Valérie Müller: First of we had a lot of freedom with the comic book, we were able to reimagine what the universe of the characters was and to broaden their scope. There were a lot of things we kept from the structure, for example the character of Polina herself, she’s a dancer but at the same time she’s a very modern girl, who is far from the usual cliché dancers we see. Also her dancer master who really becomes her guide as she develops as a dancer.
Angelin, Polina is from Russia, you’re of Albanian descent, your trajectories are similar in many ways, I wonder if you saw yourself in her?
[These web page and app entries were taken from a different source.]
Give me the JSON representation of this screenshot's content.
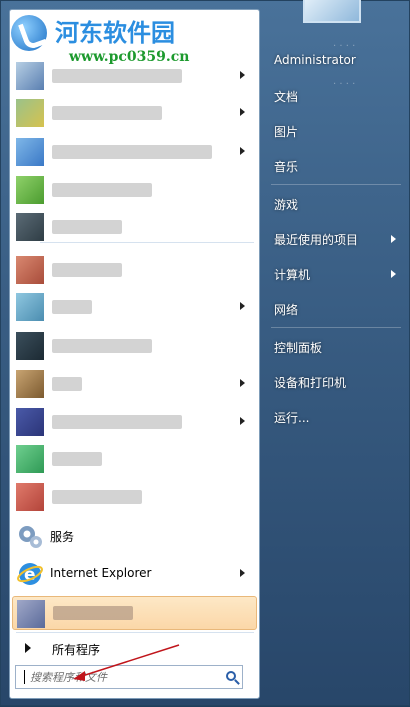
{
  "watermark": {
    "title": "河东软件园",
    "url": "www.pc0359.cn"
  },
  "programs": [
    {
      "label": "",
      "has_arrow": true,
      "icon_colors": [
        "#b7cfe4",
        "#5a7fb1"
      ]
    },
    {
      "label": "",
      "has_arrow": true,
      "icon_colors": [
        "#9ac28a",
        "#d6c24e"
      ]
    },
    {
      "label": "",
      "has_arrow": true,
      "icon_colors": [
        "#7fb7e8",
        "#3a78c6"
      ]
    },
    {
      "label": "",
      "has_arrow": false,
      "icon_colors": [
        "#8fd16a",
        "#4b9c2f"
      ]
    },
    {
      "label": "",
      "has_arrow": false,
      "icon_colors": [
        "#5b6b76",
        "#2f3d45"
      ]
    },
    {
      "label": "",
      "has_arrow": false,
      "icon_colors": [
        "#d98870",
        "#a84c3a"
      ]
    },
    {
      "label": "",
      "has_arrow": true,
      "icon_colors": [
        "#8fc7e0",
        "#4b8db0"
      ]
    },
    {
      "label": "",
      "has_arrow": false,
      "icon_colors": [
        "#3b4f5c",
        "#1c2a33"
      ]
    },
    {
      "label": "",
      "has_arrow": true,
      "icon_colors": [
        "#c8a472",
        "#7c5a2f"
      ]
    },
    {
      "label": "",
      "has_arrow": true,
      "icon_colors": [
        "#4a5aa8",
        "#2b3478"
      ]
    },
    {
      "label": "",
      "has_arrow": false,
      "icon_colors": [
        "#6fcf8f",
        "#2f9a55"
      ]
    },
    {
      "label": "",
      "has_arrow": false,
      "icon_colors": [
        "#e07a6b",
        "#b3443a"
      ]
    }
  ],
  "services": {
    "label": "服务",
    "icon": "gear-icon"
  },
  "ie": {
    "label": "Internet Explorer",
    "icon": "internet-explorer-icon"
  },
  "highlighted_item": {
    "label": ""
  },
  "all_programs": {
    "label": "所有程序"
  },
  "search": {
    "placeholder": "搜索程序和文件"
  },
  "right_pane": {
    "items": [
      {
        "label": "Administrator",
        "has_arrow": false
      },
      {
        "label": "文档",
        "has_arrow": false
      },
      {
        "label": "图片",
        "has_arrow": false
      },
      {
        "label": "音乐",
        "has_arrow": false
      },
      {
        "label": "游戏",
        "has_arrow": false
      },
      {
        "label": "最近使用的项目",
        "has_arrow": true
      },
      {
        "label": "计算机",
        "has_arrow": true
      },
      {
        "label": "网络",
        "has_arrow": false
      },
      {
        "label": "控制面板",
        "has_arrow": false
      },
      {
        "label": "设备和打印机",
        "has_arrow": false
      },
      {
        "label": "运行...",
        "has_arrow": false
      }
    ]
  },
  "colors": {
    "highlight": "#fbd7a8",
    "annotation_arrow": "#c0151b",
    "right_pane_text": "#ffffff"
  }
}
Angelin Preljocaj: It’s not just my individual story, it’s the case for a lot of dancers who come from underprivileged backgrounds and families. Nureyev is a perfect example, he was someone from that kind of background who crossed borders to become the renowned dancer he was. Often what you have when you have dancers are people without money and no way of making their living, so what they have is their body. It’s their instrument but it’s also what they’ve been given, so they use it for their art, but also as a way to live.
Polina doesn’t escape Russia for political reasons but she undeniably finds a more peaceful life in France. Given the current political situation do you find that the film has different repercussions today?
Angelin Preljocaj: It wasn’t exactly done in a political way, but you have to look at the reality that modern dance as we know it here in the West hasn’t made an intrusion into dance in Russia. Someone interested in becoming a choreographer would have to go out and experience the world beyond Russian borders, the art of the dance in Russia is magnificent, you have the Bolshoi and the Mariinsky, but they’re within the same framework of classical, so modern dancers have to look elsewhere.
In the last sequence we see a gorgeous duet but it made me wonder what gaze is the camera capturing? Is it us as an audience or is it yet another dance partner instead?
Valérie Müller: We discussed this a lot before we shot this scene. Often when you show a dance performance on film it doesn’t have that emotion of a unique moment that you have when you see it live. We decided that the camera had to become, if you will, a third dancer. Angelin adapted the choreography to include the camera as a partner.
Angelin Preljocaj: In a way the camera plays the role of a dancer with two partners, but it also becomes us, the viewer, so you have a very subjective role for the camera to play in this scene.
Angelin, you’ve been very vocal about your love of the word “hybrid” to describe art, how would you describe Polina as a hybrid concept?
Angelin Preljocaj: My main intention when we made the film was to really have a film that dances, in order to achieve that concept we wanted dancers who were really dancing. There are no doubles, they are dancers in a very organic way, like the way food is described in America, but also the dancers are acting and the actors are doing their own dancing. All these aspects form the reality and the truth of the bodies we see onscreen. In order to achieve this we did a lot of rehearsal, so that everyone would be able to do what they had to do on camera.
I always say that 2001: A Space Odyssey is the film that best captures the art of dance; however, I’m neither a dancer nor a choreographer. So I’m curious, what are some movies you think best capture the beauty of dance?
Angelin Preljocaj: (Laughs) Just to let you know, 2001: A Space Odyssey, is one of the films I often cite as being one of the best representations of dance and choreography onscreen. I think it’s a film that tries to unite the ideas of time, space and the body, all in one representation. What’s amazing about the film also is Kubrick’s choice of music which really helps convey all of this. This film is one of the great choreographic works onscreen and I often think about it when I choreograph my own work.
Polina is in theaters tomorrow.